The wealth management industry stands on the cusp of revolution, the implications of which extend to product, proposition and the structure of the business itself. At the frontline of this revolution is ESG investing: the use of environmental, social and
governance criteria for portfolio creation and maintenance.
Millennials and more
The ascendance of a new generation of retail investors has enhanced the spotlight on this fast growing area, as has COVID-19. Indeed, the pandemic has helped extend the focus from environmental to social and governance issues among millennial and other sustainability-oriented
investors. They have proven keener than ever to express their values, both via the ballot box and their investments amidst the shift to life online.
Asset managers from T. Rowe Price to Vanguard have marketed to this interest in the form of sustainability-themed funds, with an ecosystem of ratings firms and scoring agencies emerging to inform investors. Research from advisory firm Celent indicates that
global investment in ESG-directed institutional and retail assets will top $50 trillion in 2021, up from $30 trillion in 2018.
Funds vs managed accounts
Funds are not the only game in town, of course. More affluent investors will look to managed accounts to get their ESG exposure. As per the figure below, one option is to create a completely new investment model from scratch. Historically, the economics
of creating a bespoke strategy has restricted adoption to the institutional client. A more practicable means of customising portfolios at scale has been models-based. This involves using overlaying management tools to coordinate the activity of multiple managers
within a single account. It is also possible to replicate (and modify) an ESG-based index.
Source: ESG Managed Account Structures
So-called direct indexing — essentially, creating a portfolio of market-tracking stocks without the mutual fund wrapper — has been offered by asset managers like Natixis to family offices and well-heeled retail investors for years. Only recently has technology
(and the market impetus provided by cut-rate or zero commissions) in the form of fractional share trading been able to undercut the asset minimums required to build these indexes.
The democratization enabled by fractional shares also allows multiple strategies or manager models to be economically packaged within a single account. Even actively managed strategies can be included, although operational agility may be required to address
the frequency (and unpredictability) with which these strategies can reconstitute.
So, what does the advent of direct indexing mean for ESG, and the industry more broadly?

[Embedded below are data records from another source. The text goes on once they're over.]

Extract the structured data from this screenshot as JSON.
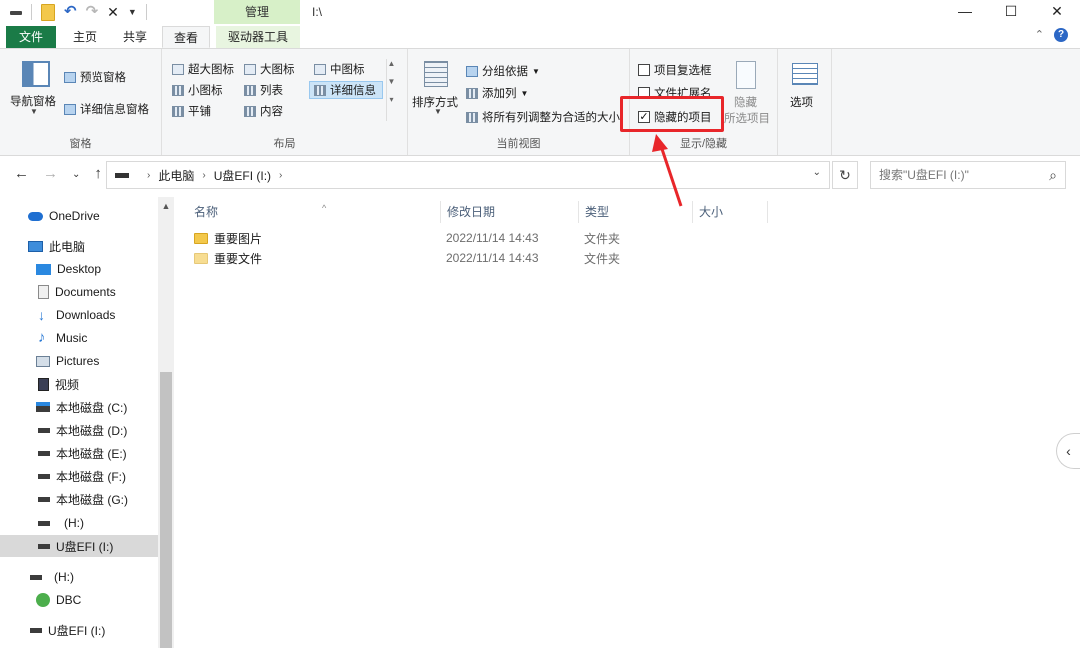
{
  "titlebar": {
    "tool_tab": "管理",
    "path": "I:\\",
    "minimize": "—",
    "maximize": "☐",
    "close": "✕"
  },
  "ribbon_tabs": {
    "file": "文件",
    "home": "主页",
    "share": "共享",
    "view": "查看",
    "drive_tools": "驱动器工具"
  },
  "ribbon": {
    "panes": {
      "label": "窗格",
      "navigation_pane": "导航窗格",
      "preview_pane": "预览窗格",
      "details_pane": "详细信息窗格"
    },
    "layout": {
      "label": "布局",
      "extra_large_icons": "超大图标",
      "large_icons": "大图标",
      "medium_icons": "中图标",
      "small_icons": "小图标",
      "list": "列表",
      "details": "详细信息",
      "tiles": "平铺",
      "content": "内容"
    },
    "current_view": {
      "label": "当前视图",
      "sort_by": "排序方式",
      "group_by": "分组依据",
      "add_columns": "添加列",
      "size_all_columns": "将所有列调整为合适的大小"
    },
    "show_hide": {
      "label": "显示/隐藏",
      "item_check_boxes": "项目复选框",
      "file_name_extensions": "文件扩展名",
      "hidden_items": "隐藏的项目",
      "hide_selected_line1": "隐藏",
      "hide_selected_line2": "所选项目",
      "options": "选项",
      "item_check_boxes_checked": false,
      "file_name_extensions_checked": false,
      "hidden_items_checked": true
    }
  },
  "address": {
    "breadcrumb": [
      "此电脑",
      "U盘EFI (I:)"
    ],
    "search_placeholder": "搜索\"U盘EFI (I:)\""
  },
  "nav": {
    "items": [
      {
        "label": "OneDrive",
        "icon": "onedrive-icon"
      },
      {
        "label": "此电脑",
        "icon": "computer-icon"
      },
      {
        "label": "Desktop",
        "icon": "desktop-icon"
      },
      {
        "label": "Documents",
        "icon": "documents-icon"
      },
      {
        "label": "Downloads",
        "icon": "downloads-icon"
      },
      {
        "label": "Music",
        "icon": "music-icon"
      },
      {
        "label": "Pictures",
        "icon": "pictures-icon"
      },
      {
        "label": "视频",
        "icon": "videos-icon"
      },
      {
        "label": "本地磁盘 (C:)",
        "icon": "system-drive-icon"
      },
      {
        "label": "本地磁盘 (D:)",
        "icon": "drive-icon"
      },
      {
        "label": "本地磁盘 (E:)",
        "icon": "drive-icon"
      },
      {
        "label": "本地磁盘 (F:)",
        "icon": "drive-icon"
      },
      {
        "label": "本地磁盘 (G:)",
        "icon": "drive-icon"
      },
      {
        "label": "(H:)",
        "icon": "drive-icon"
      },
      {
        "label": "U盘EFI (I:)",
        "icon": "drive-icon"
      },
      {
        "label": "(H:)",
        "icon": "drive-icon"
      },
      {
        "label": "DBC",
        "icon": "dbc-icon"
      },
      {
        "label": "U盘EFI (I:)",
        "icon": "drive-icon"
      }
    ]
  },
  "files": {
    "columns": [
      "名称",
      "修改日期",
      "类型",
      "大小"
    ],
    "rows": [
      {
        "name": "重要图片",
        "date": "2022/11/14 14:43",
        "type": "文件夹"
      },
      {
        "name": "重要文件",
        "date": "2022/11/14 14:43",
        "type": "文件夹"
      }
    ]
  },
  "colors": {
    "file_tab": "#1a7b47",
    "tool_tab": "#d7f0c8",
    "highlight": "#e8262a",
    "selection": "#cce4f7"
  }
}
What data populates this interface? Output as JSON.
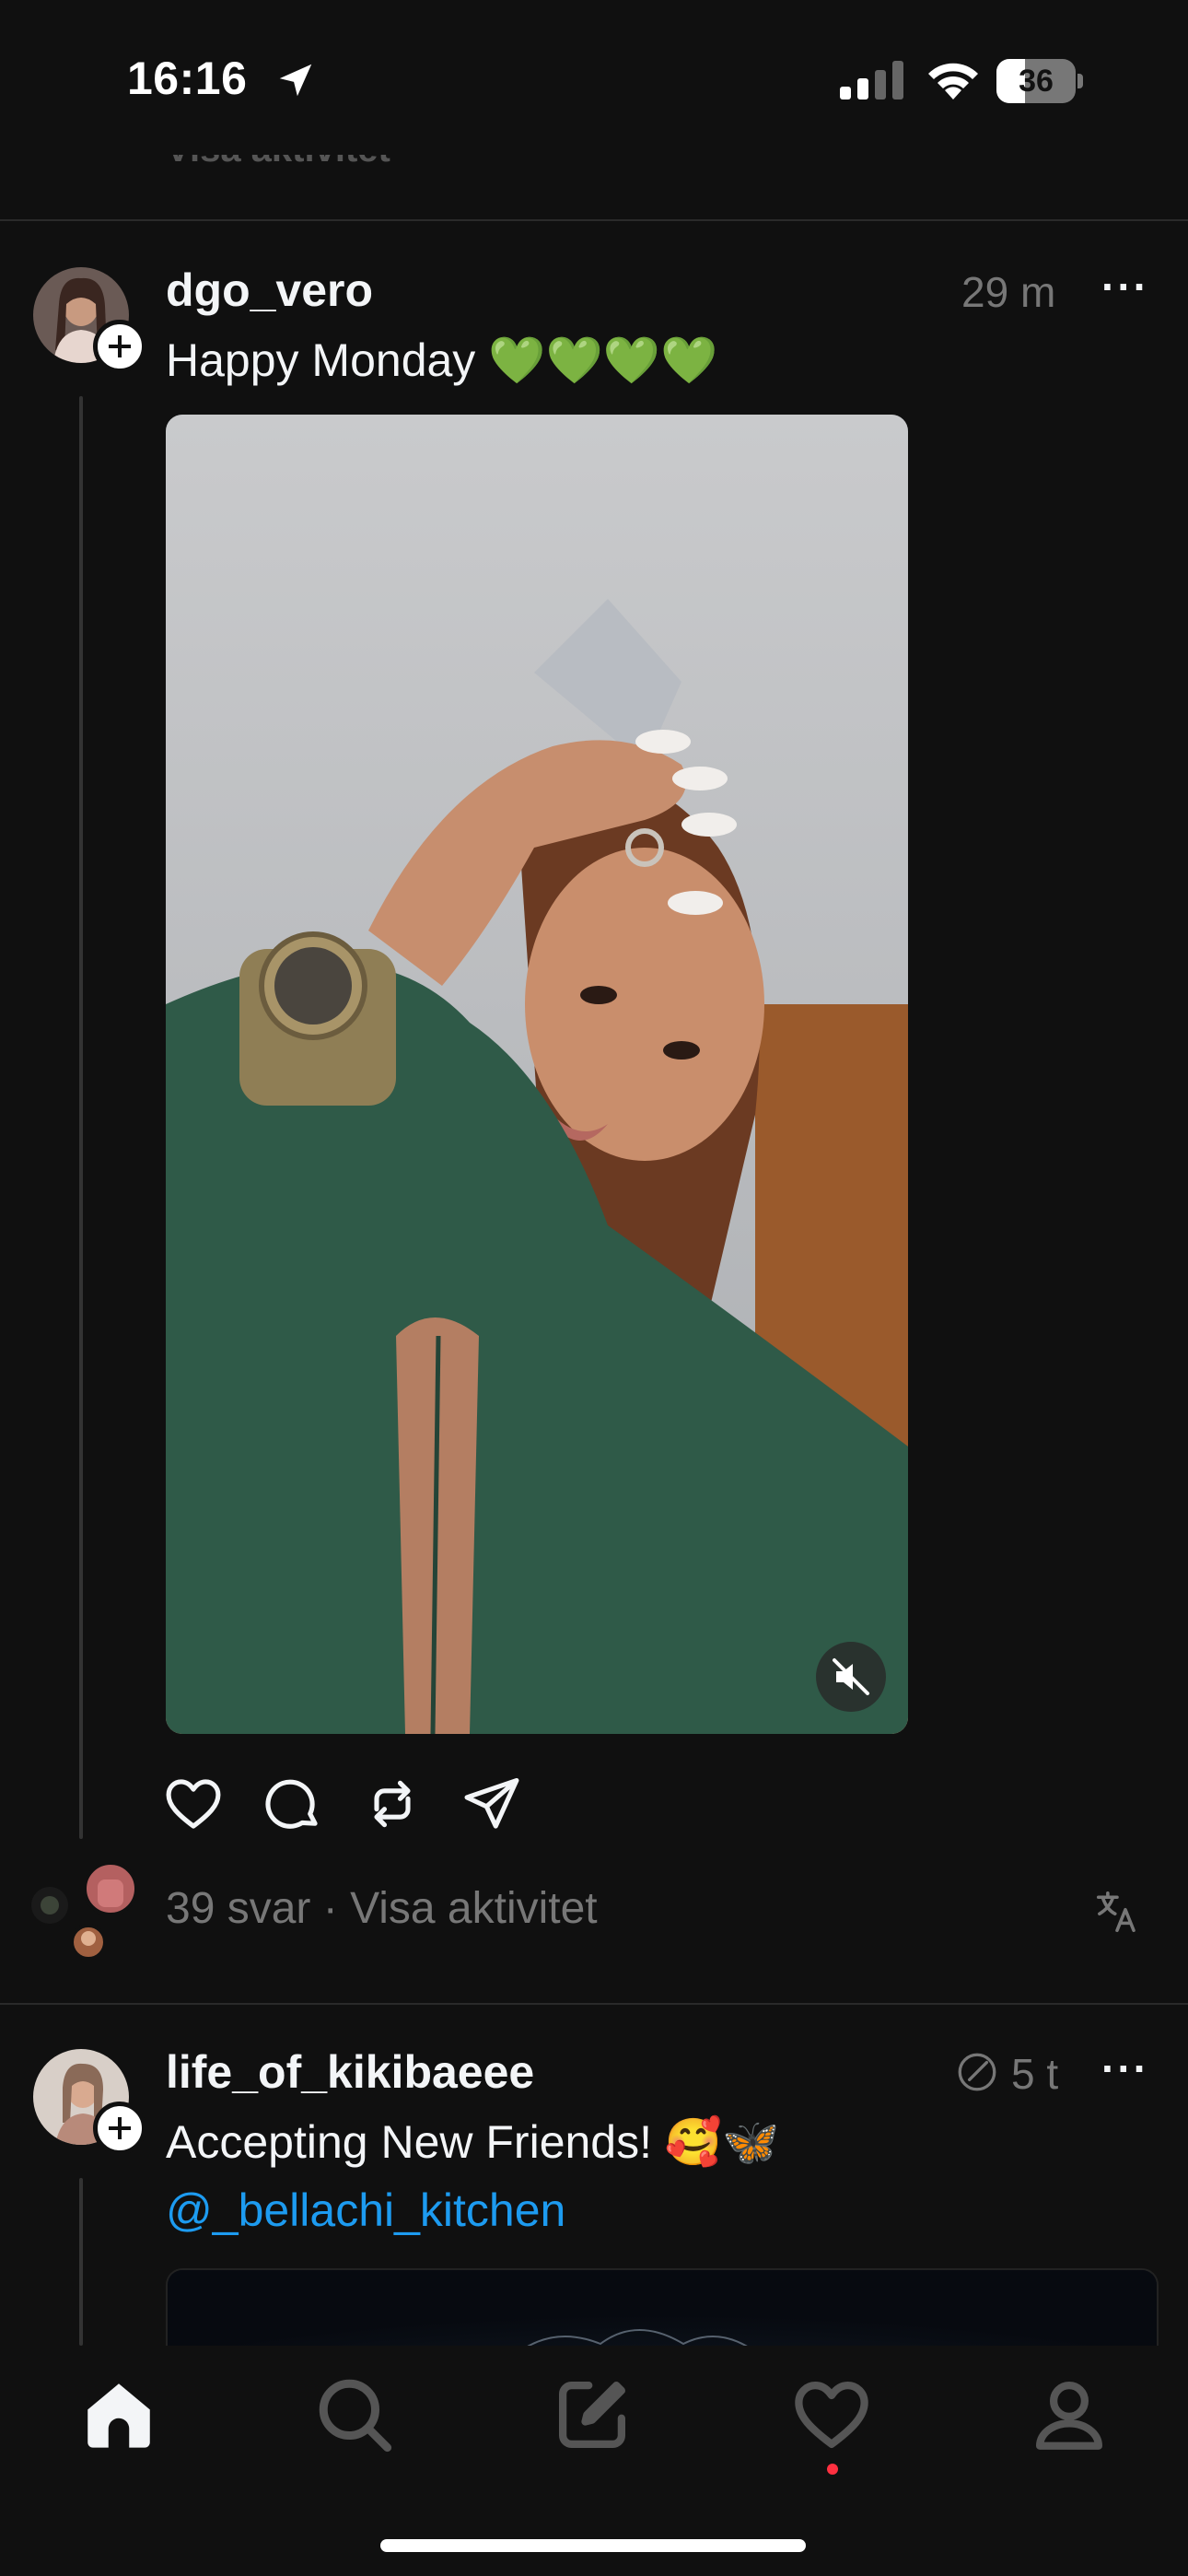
{
  "status_bar": {
    "time": "16:16",
    "battery": "36",
    "battery_level": 0.36
  },
  "top_partial_label": "Visa aktivitet",
  "posts": [
    {
      "username": "dgo_vero",
      "time": "29 m",
      "text": "Happy Monday 💚💚💚💚",
      "replies_text": "39 svar · Visa aktivitet"
    },
    {
      "username": "life_of_kikibaeee",
      "time": "5 t",
      "text": "Accepting New Friends! 🥰🦋",
      "mention": "@_bellachi_kitchen"
    }
  ],
  "more_label": "···",
  "icons": {
    "location": "location-arrow-icon",
    "signal": "cellular-signal-icon",
    "wifi": "wifi-icon",
    "like": "heart-icon",
    "comment": "comment-icon",
    "repost": "repost-icon",
    "share": "send-icon",
    "mute": "muted-speaker-icon",
    "translate": "translate-icon",
    "edited": "edited-icon",
    "home": "home-icon",
    "search": "search-icon",
    "compose": "compose-icon",
    "activity": "heart-icon",
    "profile": "profile-icon"
  },
  "colors": {
    "background": "#101010",
    "text": "#f3f5f7",
    "muted": "#777777",
    "link": "#1d9bf0",
    "notification": "#ff3040"
  }
}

The ability to modify a broad-based market indexes to advance a particular investment agenda clearly is compelling given the premium that many mass affluent investors

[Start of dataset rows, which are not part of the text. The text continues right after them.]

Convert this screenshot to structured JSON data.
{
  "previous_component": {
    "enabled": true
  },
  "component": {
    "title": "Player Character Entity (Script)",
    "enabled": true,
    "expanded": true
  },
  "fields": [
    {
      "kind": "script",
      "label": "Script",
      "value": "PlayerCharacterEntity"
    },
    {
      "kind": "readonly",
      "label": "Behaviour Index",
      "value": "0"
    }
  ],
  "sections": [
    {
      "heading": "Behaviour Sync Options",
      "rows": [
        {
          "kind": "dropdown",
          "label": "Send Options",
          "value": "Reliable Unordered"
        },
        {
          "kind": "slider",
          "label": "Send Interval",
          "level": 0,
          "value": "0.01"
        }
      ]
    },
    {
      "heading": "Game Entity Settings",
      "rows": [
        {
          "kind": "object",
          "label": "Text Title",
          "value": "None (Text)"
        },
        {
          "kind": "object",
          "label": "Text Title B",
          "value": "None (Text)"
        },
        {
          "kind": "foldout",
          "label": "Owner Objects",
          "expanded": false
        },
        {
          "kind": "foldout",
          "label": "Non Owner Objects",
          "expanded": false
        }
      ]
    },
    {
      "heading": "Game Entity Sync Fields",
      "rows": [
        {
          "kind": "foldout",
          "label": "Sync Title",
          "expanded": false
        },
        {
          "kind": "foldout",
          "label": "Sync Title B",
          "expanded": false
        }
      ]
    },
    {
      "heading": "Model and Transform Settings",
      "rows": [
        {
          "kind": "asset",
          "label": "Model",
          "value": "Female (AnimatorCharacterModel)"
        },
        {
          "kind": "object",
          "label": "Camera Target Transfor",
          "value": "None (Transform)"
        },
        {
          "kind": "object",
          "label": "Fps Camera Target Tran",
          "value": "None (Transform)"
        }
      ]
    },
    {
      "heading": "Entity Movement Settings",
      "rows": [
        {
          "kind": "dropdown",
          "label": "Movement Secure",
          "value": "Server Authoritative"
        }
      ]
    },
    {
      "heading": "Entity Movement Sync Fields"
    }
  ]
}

place on expressing their values. The trend to democratisation, moreover, runs parallel to, and even supports the embrace of more sophisticated ESG investments methodologies, such as integration of ESG factors versus negative screening.

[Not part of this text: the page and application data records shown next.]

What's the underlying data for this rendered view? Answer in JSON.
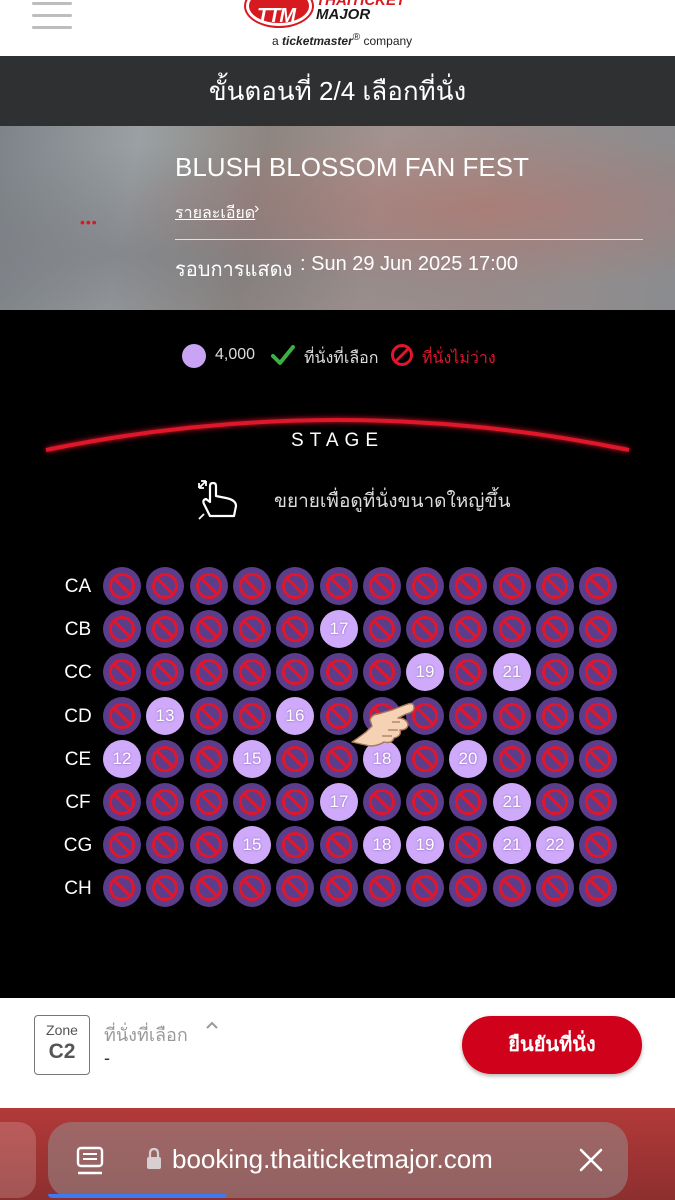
{
  "header": {
    "logo_mark": "TTM",
    "logo_line1": "THAITICKET",
    "logo_line2": "MAJOR",
    "logo_sub_prefix": "a",
    "logo_sub_brand": "ticketmaster",
    "logo_sub_suffix": "company"
  },
  "step": {
    "title": "ขั้นตอนที่ 2/4 เลือกที่นั่ง"
  },
  "event": {
    "title": "BLUSH BLOSSOM FAN FEST",
    "detail_link": "รายละเอียด",
    "round_label": "รอบการแสดง",
    "round_value": ": Sun 29 Jun 2025 17:00",
    "dots": "•••"
  },
  "legend": {
    "price": "4,000",
    "selected_label": "ที่นั่งที่เลือก",
    "unavailable_label": "ที่นั่งไม่ว่าง",
    "price_color": "#c9a4f4",
    "unavailable_color": "#e0162b"
  },
  "stage": {
    "label": "STAGE"
  },
  "zoom_hint": {
    "text": "ขยายเพื่อดูที่นั่งขนาดใหญ่ขึ้น",
    "icon": "pinch-zoom-icon"
  },
  "seatmap": {
    "seats_per_row": 12,
    "rows": [
      {
        "label": "CA",
        "seats": [
          null,
          null,
          null,
          null,
          null,
          null,
          null,
          null,
          null,
          null,
          null,
          null
        ]
      },
      {
        "label": "CB",
        "seats": [
          null,
          null,
          null,
          null,
          null,
          "17",
          null,
          null,
          null,
          null,
          null,
          null
        ]
      },
      {
        "label": "CC",
        "seats": [
          null,
          null,
          null,
          null,
          null,
          null,
          null,
          "19",
          null,
          "21",
          null,
          null
        ]
      },
      {
        "label": "CD",
        "seats": [
          null,
          "13",
          null,
          null,
          "16",
          null,
          null,
          null,
          null,
          null,
          null,
          null
        ]
      },
      {
        "label": "CE",
        "seats": [
          "12",
          null,
          null,
          "15",
          null,
          null,
          "18",
          null,
          "20",
          null,
          null,
          null
        ]
      },
      {
        "label": "CF",
        "seats": [
          null,
          null,
          null,
          null,
          null,
          "17",
          null,
          null,
          null,
          "21",
          null,
          null
        ]
      },
      {
        "label": "CG",
        "seats": [
          null,
          null,
          null,
          "15",
          null,
          null,
          "18",
          "19",
          null,
          "21",
          "22",
          null
        ]
      },
      {
        "label": "CH",
        "seats": [
          null,
          null,
          null,
          null,
          null,
          null,
          null,
          null,
          null,
          null,
          null,
          null
        ]
      }
    ]
  },
  "bottom": {
    "zone_label": "Zone",
    "zone_code": "C2",
    "selected_label": "ที่นั่งที่เลือก",
    "selected_value": "-",
    "confirm_label": "ยืนยันที่นั่ง",
    "confirm_color": "#d0021b"
  },
  "browser": {
    "url": "booking.thaiticketmajor.com"
  }
}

Rather than simply removing an offending security from an indexed portfolio (and thus generating tracking error), fractional shares allow a manager to easily build around an exclusion using multiple securities with similar ESG-related characteristics.
An end to pooled investments?
The ability to build low-cost portfolios using fractional shares also has implications from a product standpoint. Just as exchange trades funds (ETFs) have placed pressure on funds, so will direct indexing put pressure on ETFs. That does not mean that ETFs
will disappear, however. Radio did not disappear with the emergence of television, nor television with the Internet.
With the rise of ESG, active asset managers have sensed an opportunity to regain traction. BlackRock this spring announced that it would be integrating ESG into all actively managed portfolios by the end of this year, while UBS made a similar announcement
this autumn. ESG is increasingly a lens through which all investments are assessed, rather than a discrete strategy or asset class.
The real tug of war, however, will not be between active and passive approaches, but between advisors and asset managers encroaching on each other’s turf. The line between these actors will blur as wealth managers gain the ability to create low-cost, customized
portfolios through modified direct indexing. Asset managers will seek greater pricing power by building model-based strategies. In many cases, the outcome will be greater vertical integration, fueled by M&A.